WORK TASK>
Tell how many lines of the data include the word "icon". Nothing but the number belongs in the answer.

DATA FOR THIS EXERCISE>
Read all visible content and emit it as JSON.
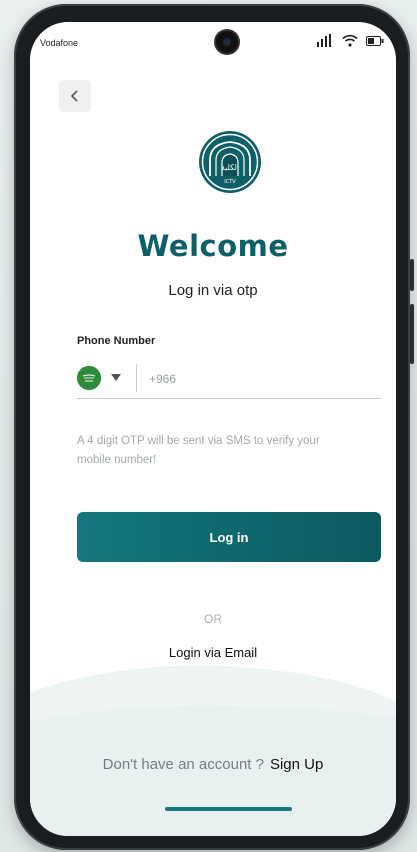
{
  "status_bar": {
    "carrier": "Vodafone"
  },
  "header": {
    "back_icon": "chevron-left-icon"
  },
  "brand": {
    "logo_text": "ﺍﻟﻜﻠﻴﺔ",
    "logo_subtext": "ICTV",
    "color": "#0e5f68"
  },
  "main": {
    "title": "Welcome",
    "subtitle": "Log in via otp",
    "phone_label": "Phone Number",
    "country_flag": "saudi-flag-icon",
    "phone_placeholder": "+966",
    "hint": "A 4 digit OTP will be sent via SMS to verify your mobile number!",
    "login_label": "Log in",
    "or_label": "OR",
    "email_link": "Login via Email"
  },
  "footer": {
    "signup_question": "Don't have an account ?",
    "signup_link": "Sign Up"
  },
  "colors": {
    "accent": "#14767e",
    "accent_dark": "#0c5a62",
    "hint": "#a3a9ac"
  }
}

OUTPUT FOR THIS EXERCISE>
2